[Website and app data records]
————

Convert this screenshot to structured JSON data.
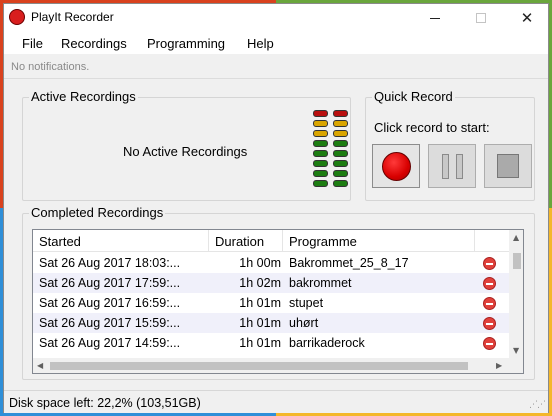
{
  "window": {
    "title": "PlayIt Recorder",
    "controls": {
      "minimize": "minimize",
      "maximize": "maximize",
      "close": "✕"
    }
  },
  "menu": [
    "File",
    "Recordings",
    "Programming",
    "Help"
  ],
  "notification": "No notifications.",
  "active_recordings": {
    "label": "Active Recordings",
    "empty_text": "No Active Recordings"
  },
  "level_meter": {
    "colors": {
      "red": "#b80f0f",
      "yellow": "#d9a500",
      "green": "#1d7d12"
    },
    "rows": [
      "red",
      "yellow",
      "yellow",
      "green",
      "green",
      "green",
      "green",
      "green"
    ]
  },
  "quick_record": {
    "label": "Quick Record",
    "hint": "Click record to start:",
    "buttons": [
      "record",
      "pause",
      "stop"
    ]
  },
  "completed_recordings": {
    "label": "Completed Recordings",
    "columns": [
      "Started",
      "Duration",
      "Programme"
    ],
    "rows": [
      {
        "started": "Sat 26 Aug 2017 18:03:...",
        "duration": "1h 00m",
        "programme": "Bakrommet_25_8_17"
      },
      {
        "started": "Sat 26 Aug 2017 17:59:...",
        "duration": "1h 02m",
        "programme": "bakrommet"
      },
      {
        "started": "Sat 26 Aug 2017 16:59:...",
        "duration": "1h 01m",
        "programme": "stupet"
      },
      {
        "started": "Sat 26 Aug 2017 15:59:...",
        "duration": "1h 01m",
        "programme": "uhørt"
      },
      {
        "started": "Sat 26 Aug 2017 14:59:...",
        "duration": "1h 01m",
        "programme": "barrikaderock"
      }
    ]
  },
  "status": "Disk space left: 22,2% (103,51GB)"
}
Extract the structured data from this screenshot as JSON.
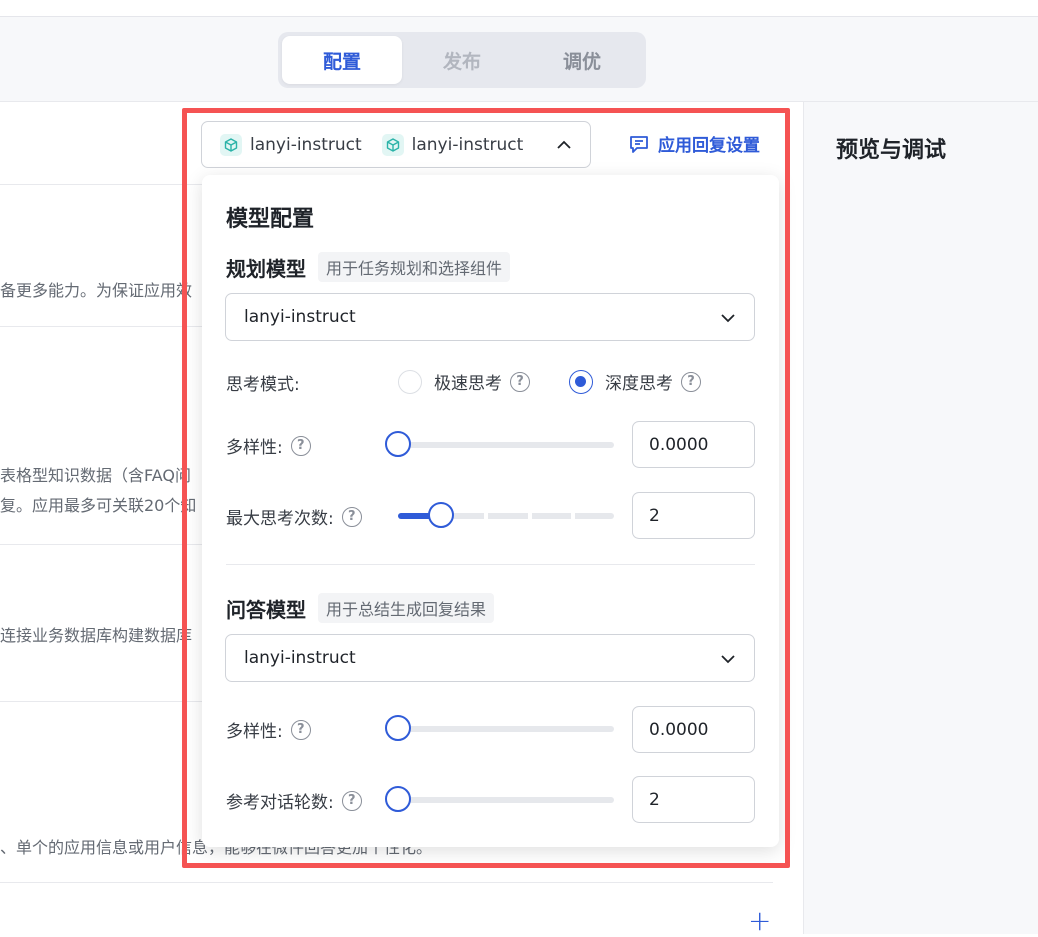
{
  "tabs": [
    {
      "label": "配置",
      "state": "active"
    },
    {
      "label": "发布",
      "state": "disabled"
    },
    {
      "label": "调优",
      "state": "normal"
    }
  ],
  "left_truncated_text": [
    "备更多能力。为保证应用效",
    "表格型知识数据（含FAQ问",
    "复。应用最多可关联20个知",
    "连接业务数据库构建数据库",
    "、单个的应用信息或用户信息，能够在微件回答更加个性化。"
  ],
  "model_bar": {
    "models": [
      "lanyi-instruct",
      "lanyi-instruct"
    ]
  },
  "reply_settings": {
    "label": "应用回复设置",
    "icon": "message-icon"
  },
  "preview_title": "预览与调试",
  "panel": {
    "title": "模型配置",
    "planning": {
      "title": "规划模型",
      "tag": "用于任务规划和选择组件",
      "selected_model": "lanyi-instruct",
      "thinking_mode": {
        "label": "思考模式:",
        "options": [
          "极速思考",
          "深度思考"
        ],
        "selected": "深度思考"
      },
      "diversity": {
        "label": "多样性:",
        "value": "0.0000",
        "slider_fraction": 0.0
      },
      "max_thinking": {
        "label": "最大思考次数:",
        "value": "2",
        "slider_fraction": 0.2
      }
    },
    "qa": {
      "title": "问答模型",
      "tag": "用于总结生成回复结果",
      "selected_model": "lanyi-instruct",
      "diversity": {
        "label": "多样性:",
        "value": "0.0000",
        "slider_fraction": 0.0
      },
      "history_rounds": {
        "label": "参考对话轮数:",
        "value": "2",
        "slider_fraction": 0.0
      }
    }
  },
  "colors": {
    "accent": "#2f5bd8",
    "highlight_frame": "#f55353"
  }
}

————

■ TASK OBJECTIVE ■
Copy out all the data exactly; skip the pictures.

■ RESPONSE TO THE TASK ■
Convert this screenshot to structured JSON data.
{
  "window": {
    "title": "PlayIt Recorder",
    "controls": {
      "minimize": "minimize",
      "maximize": "maximize",
      "close": "✕"
    }
  },
  "menu": [
    "File",
    "Recordings",
    "Programming",
    "Help"
  ],
  "notification": "No notifications.",
  "active_recordings": {
    "label": "Active Recordings",
    "empty_text": "No Active Recordings"
  },
  "level_meter": {
    "colors": {
      "red": "#b80f0f",
      "yellow": "#d9a500",
      "green": "#1d7d12"
    },
    "rows": [
      "red",
      "yellow",
      "yellow",
      "green",
      "green",
      "green",
      "green",
      "green"
    ]
  },
  "quick_record": {
    "label": "Quick Record",
    "hint": "Click record to start:",
    "buttons": [
      "record",
      "pause",
      "stop"
    ]
  },
  "completed_recordings": {
    "label": "Completed Recordings",
    "columns": [
      "Started",
      "Duration",
      "Programme"
    ],
    "rows": [
      {
        "started": "Sat 26 Aug 2017 18:03:...",
        "duration": "1h 00m",
        "programme": "Bakrommet_25_8_17"
      },
      {
        "started": "Sat 26 Aug 2017 17:59:...",
        "duration": "1h 02m",
        "programme": "bakrommet"
      },
      {
        "started": "Sat 26 Aug 2017 16:59:...",
        "duration": "1h 01m",
        "programme": "stupet"
      },
      {
        "started": "Sat 26 Aug 2017 15:59:...",
        "duration": "1h 01m",
        "programme": "uhørt"
      },
      {
        "started": "Sat 26 Aug 2017 14:59:...",
        "duration": "1h 01m",
        "programme": "barrikaderock"
      }
    ]
  },
  "status": "Disk space left: 22,2% (103,51GB)"
}
Extract the structured data from this screenshot as JSON.
{
  "tabs": [
    {
      "label": "配置",
      "state": "active"
    },
    {
      "label": "发布",
      "state": "disabled"
    },
    {
      "label": "调优",
      "state": "normal"
    }
  ],
  "left_truncated_text": [
    "备更多能力。为保证应用效",
    "表格型知识数据（含FAQ问",
    "复。应用最多可关联20个知",
    "连接业务数据库构建数据库",
    "、单个的应用信息或用户信息，能够在微件回答更加个性化。"
  ],
  "model_bar": {
    "models": [
      "lanyi-instruct",
      "lanyi-instruct"
    ]
  },
  "reply_settings": {
    "label": "应用回复设置",
    "icon": "message-icon"
  },
  "preview_title": "预览与调试",
  "panel": {
    "title": "模型配置",
    "planning": {
      "title": "规划模型",
      "tag": "用于任务规划和选择组件",
      "selected_model": "lanyi-instruct",
      "thinking_mode": {
        "label": "思考模式:",
        "options": [
          "极速思考",
          "深度思考"
        ],
        "selected": "深度思考"
      },
      "diversity": {
        "label": "多样性:",
        "value": "0.0000",
        "slider_fraction": 0.0
      },
      "max_thinking": {
        "label": "最大思考次数:",
        "value": "2",
        "slider_fraction": 0.2
      }
    },
    "qa": {
      "title": "问答模型",
      "tag": "用于总结生成回复结果",
      "selected_model": "lanyi-instruct",
      "diversity": {
        "label": "多样性:",
        "value": "0.0000",
        "slider_fraction": 0.0
      },
      "history_rounds": {
        "label": "参考对话轮数:",
        "value": "2",
        "slider_fraction": 0.0
      }
    }
  },
  "colors": {
    "accent": "#2f5bd8",
    "highlight_frame": "#f55353"
  }
}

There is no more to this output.